== Data

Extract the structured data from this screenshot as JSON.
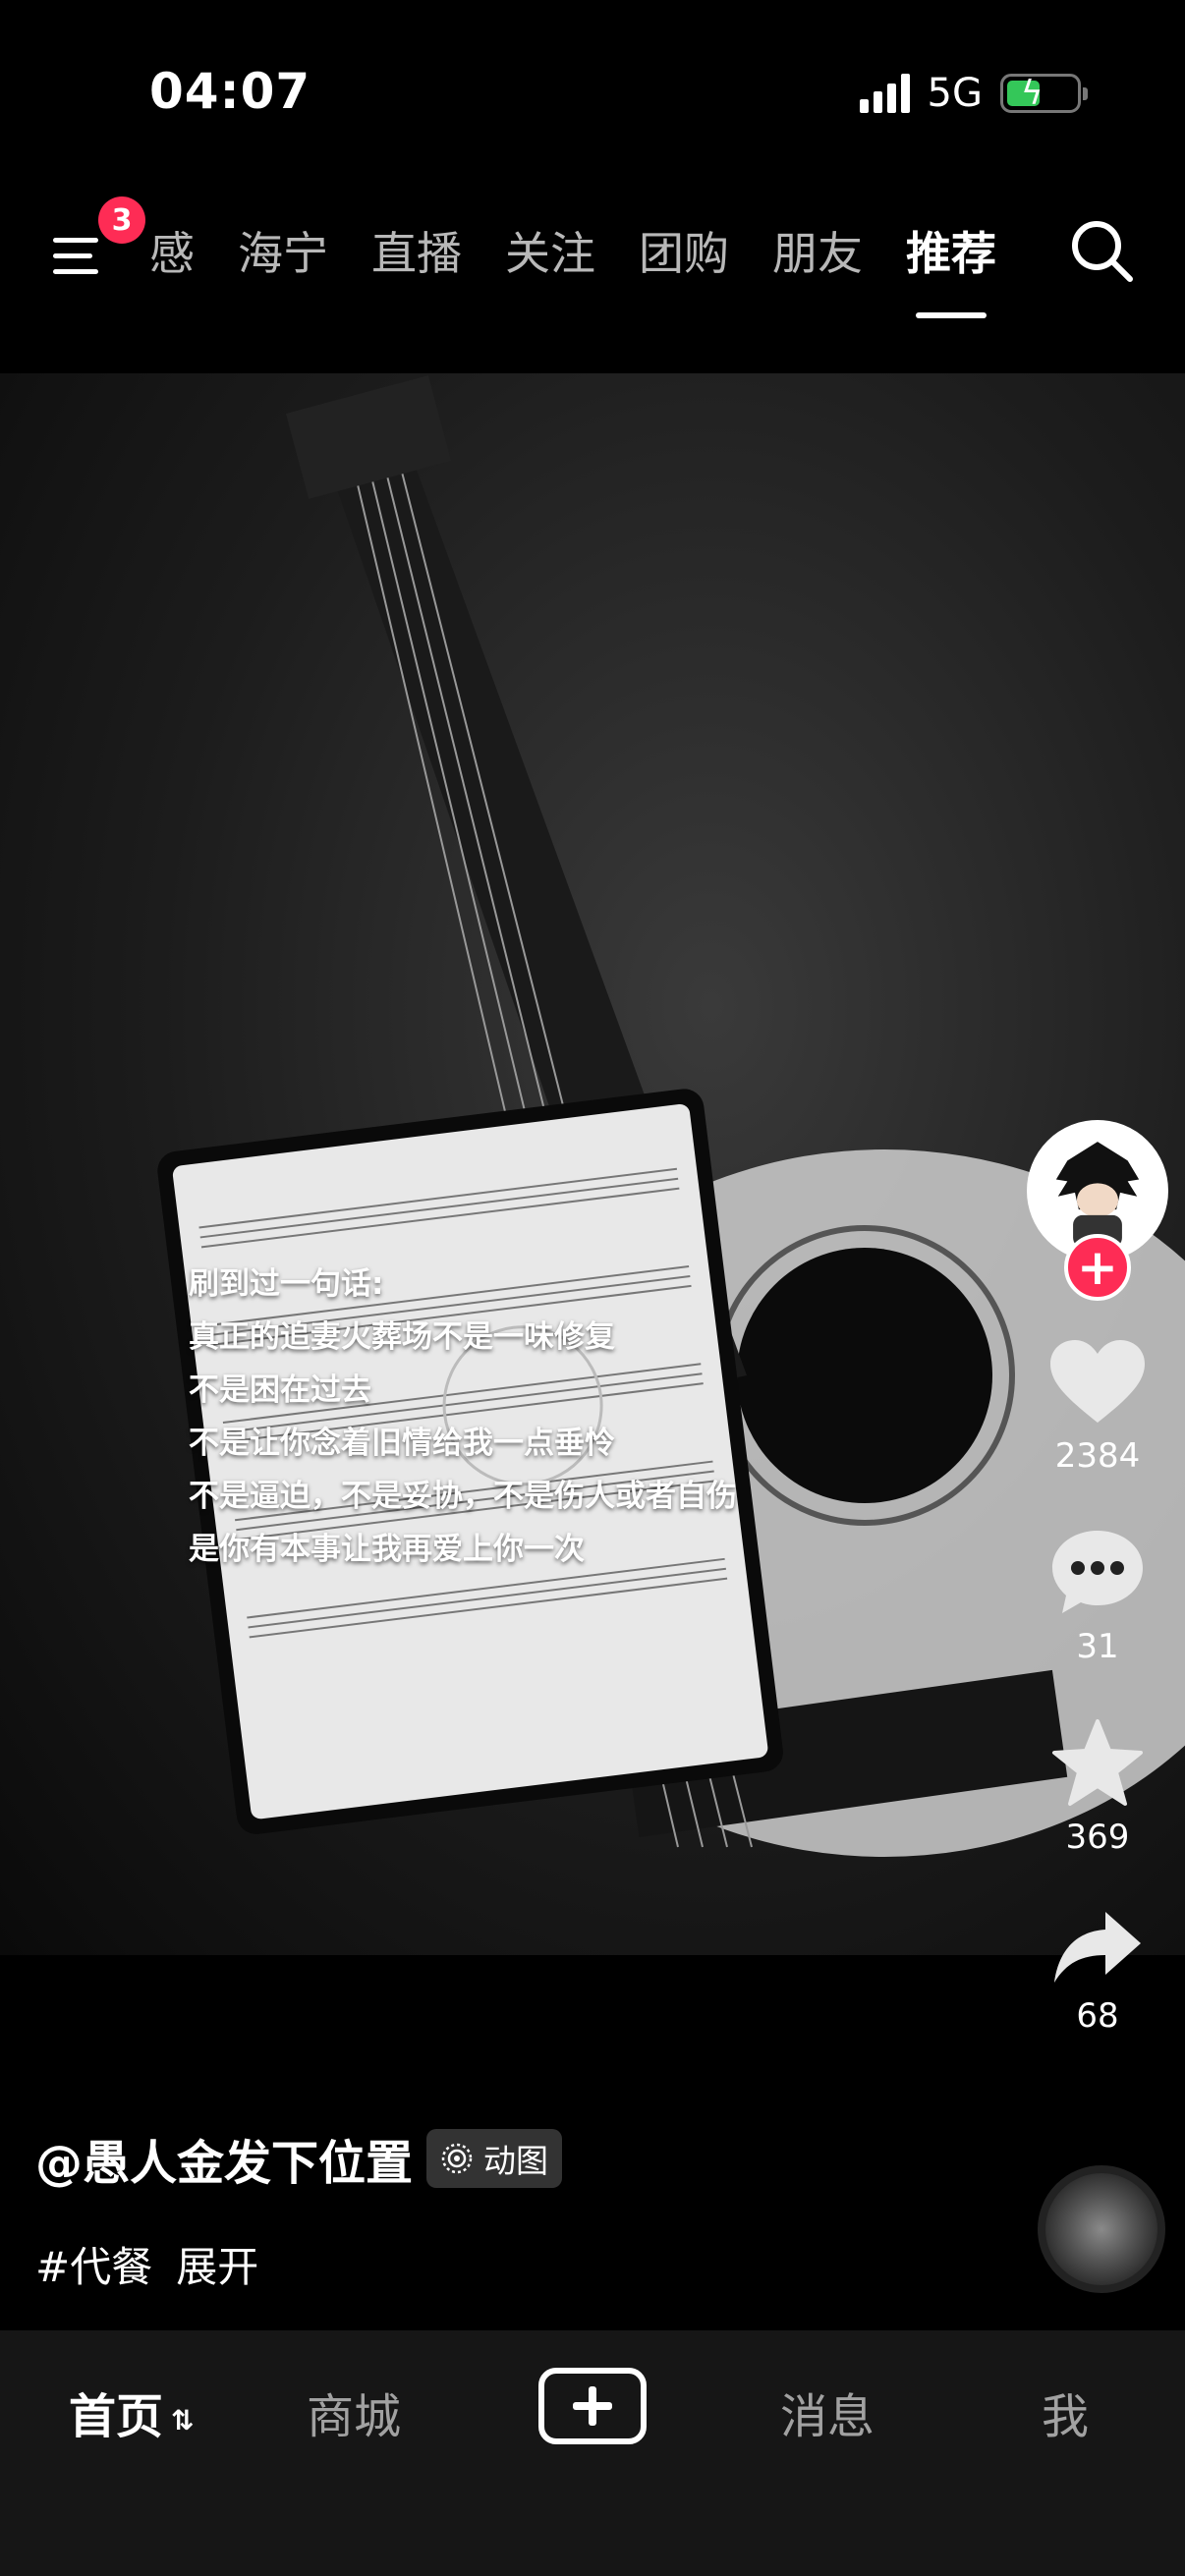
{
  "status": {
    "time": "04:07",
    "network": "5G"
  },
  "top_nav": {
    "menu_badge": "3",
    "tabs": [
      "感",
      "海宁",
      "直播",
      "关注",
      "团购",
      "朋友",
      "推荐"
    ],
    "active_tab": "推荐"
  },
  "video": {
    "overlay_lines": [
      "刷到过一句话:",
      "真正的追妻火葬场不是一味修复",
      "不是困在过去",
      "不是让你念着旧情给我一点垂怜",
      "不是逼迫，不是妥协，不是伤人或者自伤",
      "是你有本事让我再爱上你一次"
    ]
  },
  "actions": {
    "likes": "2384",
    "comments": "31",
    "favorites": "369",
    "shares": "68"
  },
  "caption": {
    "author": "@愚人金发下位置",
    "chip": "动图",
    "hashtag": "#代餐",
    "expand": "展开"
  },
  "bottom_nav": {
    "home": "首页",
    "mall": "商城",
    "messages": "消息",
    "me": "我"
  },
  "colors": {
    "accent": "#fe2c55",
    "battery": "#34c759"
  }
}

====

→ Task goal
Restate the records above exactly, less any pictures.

→ Response
Extract the structured data from this screenshot as JSON.
{
  "status": {
    "time": "04:07",
    "network": "5G"
  },
  "top_nav": {
    "menu_badge": "3",
    "tabs": [
      "感",
      "海宁",
      "直播",
      "关注",
      "团购",
      "朋友",
      "推荐"
    ],
    "active_tab": "推荐"
  },
  "video": {
    "overlay_lines": [
      "刷到过一句话:",
      "真正的追妻火葬场不是一味修复",
      "不是困在过去",
      "不是让你念着旧情给我一点垂怜",
      "不是逼迫，不是妥协，不是伤人或者自伤",
      "是你有本事让我再爱上你一次"
    ]
  },
  "actions": {
    "likes": "2384",
    "comments": "31",
    "favorites": "369",
    "shares": "68"
  },
  "caption": {
    "author": "@愚人金发下位置",
    "chip": "动图",
    "hashtag": "#代餐",
    "expand": "展开"
  },
  "bottom_nav": {
    "home": "首页",
    "mall": "商城",
    "messages": "消息",
    "me": "我"
  },
  "colors": {
    "accent": "#fe2c55",
    "battery": "#34c759"
  }
}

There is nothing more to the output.